My excursions into the great outdoors this past week have been all work related, so let's hope that over the weekend, the weather allows to me get out just for pleasure, not that I don't enjoy it when I'm out and it's work related!
It was a week of penultimate wintering bird survey visits, and on Tuesday I was at my site close to the coast. It was a grey old morning, with a stiff south-westerly breeze. A Chiffchaff singing as I got out of the car was nice, and so far, Chiffie is the only true summer migrant that I have had. Greenfinches were very active with lots of calling, song-flighting and general spring-like behaviour, and I do believe that they have made a bit of a recovery from their worrying population crash of recent years.
Next to my VP, I could see a female Chaffinch moving around fairly low down in a Willow sp., and as I watched I could see that she was delicately collecting bits of lichen. Chaffinches use lichen in the construction of their nest to make it more camouflaged, and it certainly works.
I could hear a Great Spotted Woodpecker drumming from an area of mature scrub, and then two birds flew past me in the open, chasing each other, and calling like mad; superb!
Mid-week I was at my inland site with some freshwater marsh, and it was a brighter day, with 5 oktas cloud cover and a 10 mph west-southwesterly wind. I was there at first light, and when that sun got up, I could feel the increased warmth from its rays.
Reed Buntings were singing out on the marsh, and I had at least three different birds singing. Moorhens called from within the dense, luxuriant vegetation, and notable in their absence, were the calls of Water Rails. This was my first visit, I think, with no calling Water Rails. However, this is to be expected as they are probably winging their way now to breeding areas anywhere from the UK to northern and central Europe.
I detected a trickle, and it was a trickle, of visible migration this morning, but the first birds certainly weren't trickling, when thirteen calling Whooper Swans powered their way north. The 'trickle' referred to a single Meadow Pipit north, two Chaffinches, an Alba Wag, a Grey Wagtail and six Woodpigeons.

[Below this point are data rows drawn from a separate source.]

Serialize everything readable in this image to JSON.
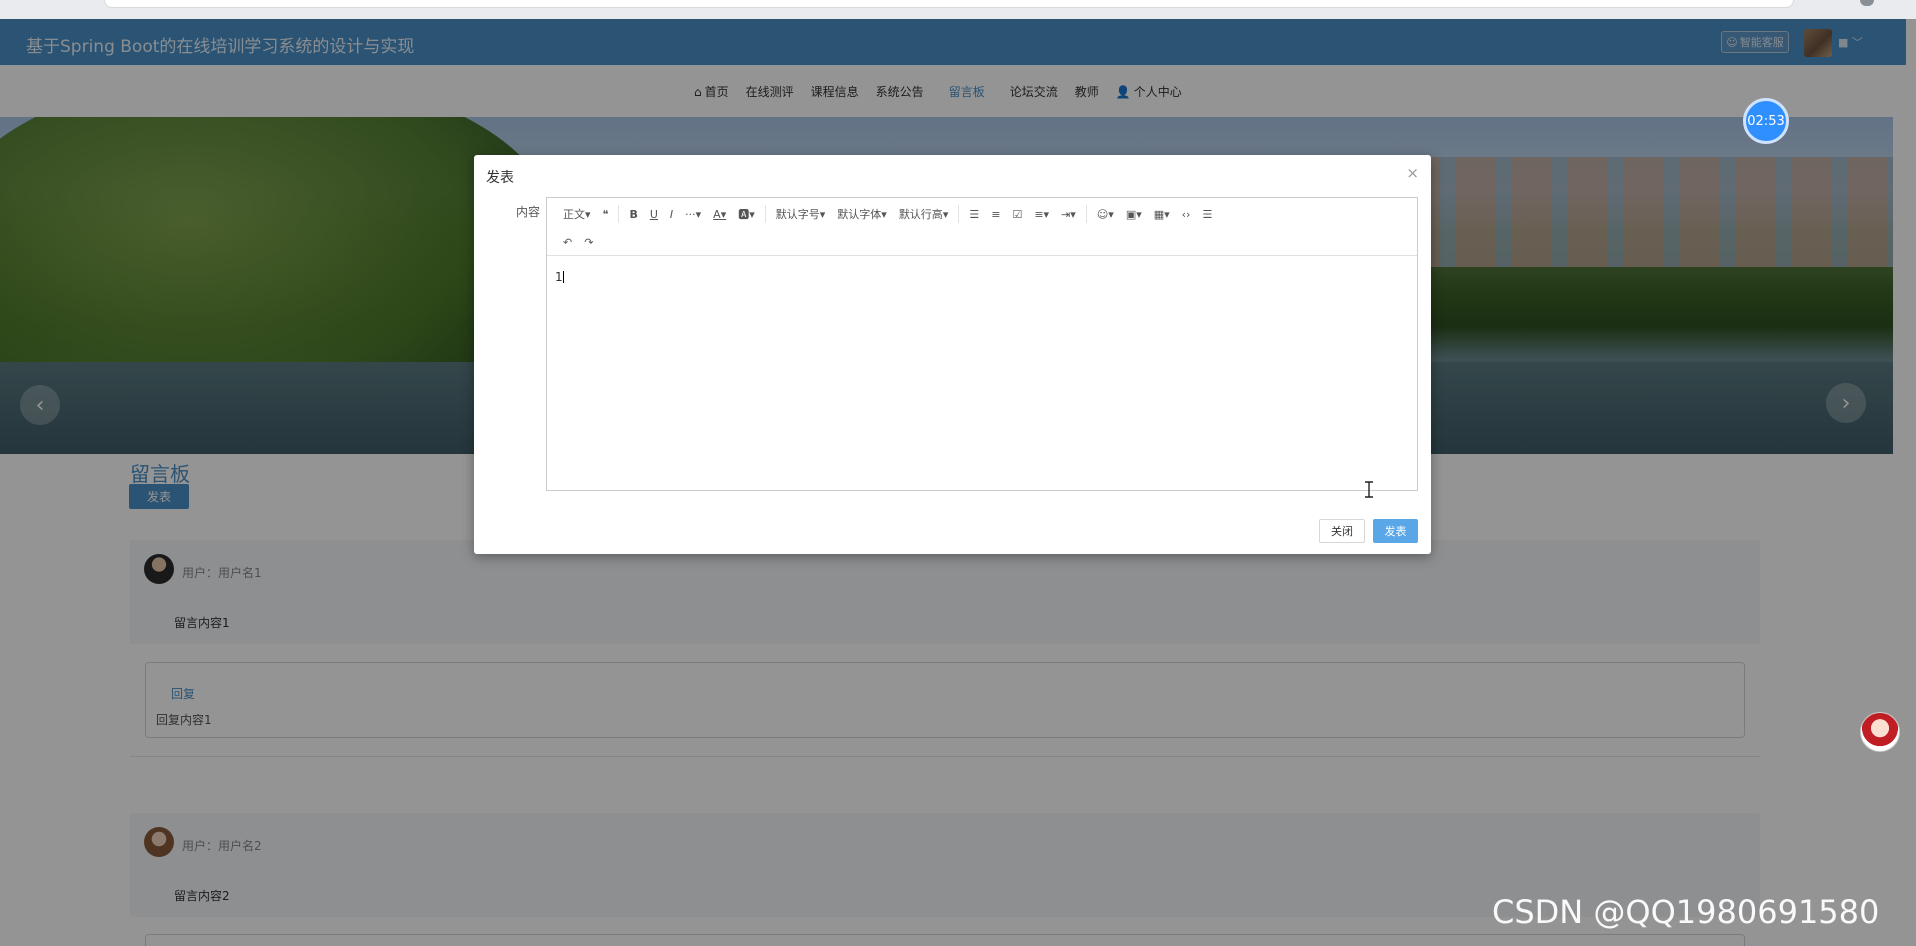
{
  "header": {
    "site_title": "基于Spring Boot的在线培训学习系统的设计与实现",
    "chat_button": "智能客服"
  },
  "nav": {
    "items": [
      {
        "label": "首页",
        "icon": "home-icon"
      },
      {
        "label": "在线测评"
      },
      {
        "label": "课程信息"
      },
      {
        "label": "系统公告"
      },
      {
        "label": "留言板"
      },
      {
        "label": "论坛交流"
      },
      {
        "label": "教师"
      },
      {
        "label": "个人中心",
        "icon": "user-icon"
      }
    ],
    "active": "留言板"
  },
  "timer": "02:53",
  "page": {
    "section_title": "留言板",
    "publish_button": "发表",
    "messages": [
      {
        "user": "用户：用户名1",
        "content": "留言内容1",
        "reply_title": "回复",
        "reply_content": "回复内容1"
      },
      {
        "user": "用户：用户名2",
        "content": "留言内容2"
      }
    ]
  },
  "modal": {
    "title": "发表",
    "field_label": "内容",
    "toolbar": {
      "paragraph": "正文",
      "font_size": "默认字号",
      "font_family": "默认字体",
      "line_height": "默认行高"
    },
    "editor_value": "1",
    "close_button": "关闭",
    "submit_button": "发表"
  },
  "watermark": "CSDN @QQ1980691580",
  "colors": {
    "primary": "#4a8fc6",
    "modal_submit": "#5aa7e8",
    "timer": "#2f8fff"
  }
}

The two Coots were still on the marsh, so I imagine they will be nesting shortly, and a Little Egret fed on one of the open pools. A first for me on the marsh was a Cormorant that dropped in to the largest bit of open water, but I wouldn't exactly describe it as Cormorant habitat! The only raptor I had was a calling Buzzard that flew backwards and forwards over the stubbles in the sunshine, flushing the 36 Goldfinches that were foraging there.
It was late morning when I finished my survey, and I headed to my feeding station in the Hodder Valley in Bowland to take down the feeders. The smaller sunflower heart feeders were empty, as expected, and there was just a small amount of feeder seed in my two monster Perdix farmland bird feeders.
After I had packed up the feeding station, I cut a few net rides in the arboretum area of the site, that my predecessor of the conservation charity that I used to work for had designed. Some areas haven't taken as well as others, and these have remained fairly open, and might be suitable habitat for some warbler species. I have had nest boxes up in the valley at this site for Pied Flycatchers since 2002, but I haven't tried the arboretum area for ringing. So, as I can't get into the reedbed and scrub at the pools at the Obs, I intend to have a few ringing sessions here throughout April and May. It will be interesting to see how I get on, and I will of course keep you posted.
One of the new net rides in the arboretum area